= Beginning of Section =

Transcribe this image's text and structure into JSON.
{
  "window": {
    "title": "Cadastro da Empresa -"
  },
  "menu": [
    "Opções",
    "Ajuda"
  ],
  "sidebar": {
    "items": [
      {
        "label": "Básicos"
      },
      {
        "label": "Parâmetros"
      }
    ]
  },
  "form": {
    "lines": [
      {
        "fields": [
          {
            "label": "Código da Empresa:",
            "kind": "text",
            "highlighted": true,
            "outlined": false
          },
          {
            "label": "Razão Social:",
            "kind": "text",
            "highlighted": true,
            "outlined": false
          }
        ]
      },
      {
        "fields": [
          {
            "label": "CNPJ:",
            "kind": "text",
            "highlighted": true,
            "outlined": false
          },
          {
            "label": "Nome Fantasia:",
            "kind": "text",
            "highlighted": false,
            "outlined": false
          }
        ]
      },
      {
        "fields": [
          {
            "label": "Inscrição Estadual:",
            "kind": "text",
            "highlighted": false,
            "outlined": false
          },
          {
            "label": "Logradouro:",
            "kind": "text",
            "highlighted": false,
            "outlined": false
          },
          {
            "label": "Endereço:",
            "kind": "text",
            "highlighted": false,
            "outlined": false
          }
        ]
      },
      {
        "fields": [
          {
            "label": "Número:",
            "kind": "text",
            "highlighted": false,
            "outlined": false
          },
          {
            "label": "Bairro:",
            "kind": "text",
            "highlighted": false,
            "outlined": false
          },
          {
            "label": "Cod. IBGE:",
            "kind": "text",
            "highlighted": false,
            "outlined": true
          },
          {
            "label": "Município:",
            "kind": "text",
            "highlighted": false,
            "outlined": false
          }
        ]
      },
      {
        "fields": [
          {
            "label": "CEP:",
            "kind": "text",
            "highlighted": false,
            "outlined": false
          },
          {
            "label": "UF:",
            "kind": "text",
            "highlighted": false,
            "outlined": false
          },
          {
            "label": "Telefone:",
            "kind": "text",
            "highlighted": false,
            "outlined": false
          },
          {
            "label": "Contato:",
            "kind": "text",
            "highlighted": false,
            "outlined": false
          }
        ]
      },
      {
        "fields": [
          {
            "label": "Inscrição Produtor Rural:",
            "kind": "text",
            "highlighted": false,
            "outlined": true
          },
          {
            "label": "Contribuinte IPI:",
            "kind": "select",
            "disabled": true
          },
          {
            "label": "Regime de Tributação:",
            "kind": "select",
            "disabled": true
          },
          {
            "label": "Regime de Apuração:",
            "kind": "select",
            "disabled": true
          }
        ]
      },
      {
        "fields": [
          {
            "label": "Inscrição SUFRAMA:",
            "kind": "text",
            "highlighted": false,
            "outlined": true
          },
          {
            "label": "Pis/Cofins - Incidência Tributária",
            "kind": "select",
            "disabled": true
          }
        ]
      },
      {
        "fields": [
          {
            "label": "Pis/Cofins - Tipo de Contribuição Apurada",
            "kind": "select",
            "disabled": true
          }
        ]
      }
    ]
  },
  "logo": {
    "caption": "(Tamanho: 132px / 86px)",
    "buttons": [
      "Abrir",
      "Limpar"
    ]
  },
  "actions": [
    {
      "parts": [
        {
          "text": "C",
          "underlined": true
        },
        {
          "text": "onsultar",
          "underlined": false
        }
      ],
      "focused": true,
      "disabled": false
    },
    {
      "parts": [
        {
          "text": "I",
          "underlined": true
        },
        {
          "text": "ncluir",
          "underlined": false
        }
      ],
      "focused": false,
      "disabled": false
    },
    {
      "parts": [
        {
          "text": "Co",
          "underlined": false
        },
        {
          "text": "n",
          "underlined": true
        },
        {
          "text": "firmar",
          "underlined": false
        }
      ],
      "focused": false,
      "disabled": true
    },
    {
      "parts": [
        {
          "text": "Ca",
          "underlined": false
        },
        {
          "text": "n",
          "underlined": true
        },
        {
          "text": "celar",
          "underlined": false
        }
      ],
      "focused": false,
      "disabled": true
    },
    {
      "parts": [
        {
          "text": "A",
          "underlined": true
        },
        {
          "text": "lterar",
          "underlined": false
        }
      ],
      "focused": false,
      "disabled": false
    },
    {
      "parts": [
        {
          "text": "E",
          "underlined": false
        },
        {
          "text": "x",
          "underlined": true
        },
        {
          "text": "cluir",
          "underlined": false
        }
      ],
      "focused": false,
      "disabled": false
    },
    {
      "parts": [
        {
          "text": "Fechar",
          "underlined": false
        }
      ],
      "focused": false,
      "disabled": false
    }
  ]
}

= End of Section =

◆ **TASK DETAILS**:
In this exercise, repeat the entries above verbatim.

◆ **TASK ANSWER**:
Transcribe this image's text and structure into JSON.
{
  "window": {
    "title": "Cadastro da Empresa -"
  },
  "menu": [
    "Opções",
    "Ajuda"
  ],
  "sidebar": {
    "items": [
      {
        "label": "Básicos"
      },
      {
        "label": "Parâmetros"
      }
    ]
  },
  "form": {
    "lines": [
      {
        "fields": [
          {
            "label": "Código da Empresa:",
            "kind": "text",
            "highlighted": true,
            "outlined": false
          },
          {
            "label": "Razão Social:",
            "kind": "text",
            "highlighted": true,
            "outlined": false
          }
        ]
      },
      {
        "fields": [
          {
            "label": "CNPJ:",
            "kind": "text",
            "highlighted": true,
            "outlined": false
          },
          {
            "label": "Nome Fantasia:",
            "kind": "text",
            "highlighted": false,
            "outlined": false
          }
        ]
      },
      {
        "fields": [
          {
            "label": "Inscrição Estadual:",
            "kind": "text",
            "highlighted": false,
            "outlined": false
          },
          {
            "label": "Logradouro:",
            "kind": "text",
            "highlighted": false,
            "outlined": false
          },
          {
            "label": "Endereço:",
            "kind": "text",
            "highlighted": false,
            "outlined": false
          }
        ]
      },
      {
        "fields": [
          {
            "label": "Número:",
            "kind": "text",
            "highlighted": false,
            "outlined": false
          },
          {
            "label": "Bairro:",
            "kind": "text",
            "highlighted": false,
            "outlined": false
          },
          {
            "label": "Cod. IBGE:",
            "kind": "text",
            "highlighted": false,
            "outlined": true
          },
          {
            "label": "Município:",
            "kind": "text",
            "highlighted": false,
            "outlined": false
          }
        ]
      },
      {
        "fields": [
          {
            "label": "CEP:",
            "kind": "text",
            "highlighted": false,
            "outlined": false
          },
          {
            "label": "UF:",
            "kind": "text",
            "highlighted": false,
            "outlined": false
          },
          {
            "label": "Telefone:",
            "kind": "text",
            "highlighted": false,
            "outlined": false
          },
          {
            "label": "Contato:",
            "kind": "text",
            "highlighted": false,
            "outlined": false
          }
        ]
      },
      {
        "fields": [
          {
            "label": "Inscrição Produtor Rural:",
            "kind": "text",
            "highlighted": false,
            "outlined": true
          },
          {
            "label": "Contribuinte IPI:",
            "kind": "select",
            "disabled": true
          },
          {
            "label": "Regime de Tributação:",
            "kind": "select",
            "disabled": true
          },
          {
            "label": "Regime de Apuração:",
            "kind": "select",
            "disabled": true
          }
        ]
      },
      {
        "fields": [
          {
            "label": "Inscrição SUFRAMA:",
            "kind": "text",
            "highlighted": false,
            "outlined": true
          },
          {
            "label": "Pis/Cofins - Incidência Tributária",
            "kind": "select",
            "disabled": true
          }
        ]
      },
      {
        "fields": [
          {
            "label": "Pis/Cofins - Tipo de Contribuição Apurada",
            "kind": "select",
            "disabled": true
          }
        ]
      }
    ]
  },
  "logo": {
    "caption": "(Tamanho: 132px / 86px)",
    "buttons": [
      "Abrir",
      "Limpar"
    ]
  },
  "actions": [
    {
      "parts": [
        {
          "text": "C",
          "underlined": true
        },
        {
          "text": "onsultar",
          "underlined": false
        }
      ],
      "focused": true,
      "disabled": false
    },
    {
      "parts": [
        {
          "text": "I",
          "underlined": true
        },
        {
          "text": "ncluir",
          "underlined": false
        }
      ],
      "focused": false,
      "disabled": false
    },
    {
      "parts": [
        {
          "text": "Co",
          "underlined": false
        },
        {
          "text": "n",
          "underlined": true
        },
        {
          "text": "firmar",
          "underlined": false
        }
      ],
      "focused": false,
      "disabled": true
    },
    {
      "parts": [
        {
          "text": "Ca",
          "underlined": false
        },
        {
          "text": "n",
          "underlined": true
        },
        {
          "text": "celar",
          "underlined": false
        }
      ],
      "focused": false,
      "disabled": true
    },
    {
      "parts": [
        {
          "text": "A",
          "underlined": true
        },
        {
          "text": "lterar",
          "underlined": false
        }
      ],
      "focused": false,
      "disabled": false
    },
    {
      "parts": [
        {
          "text": "E",
          "underlined": false
        },
        {
          "text": "x",
          "underlined": true
        },
        {
          "text": "cluir",
          "underlined": false
        }
      ],
      "focused": false,
      "disabled": false
    },
    {
      "parts": [
        {
          "text": "Fechar",
          "underlined": false
        }
      ],
      "focused": false,
      "disabled": false
    }
  ]
}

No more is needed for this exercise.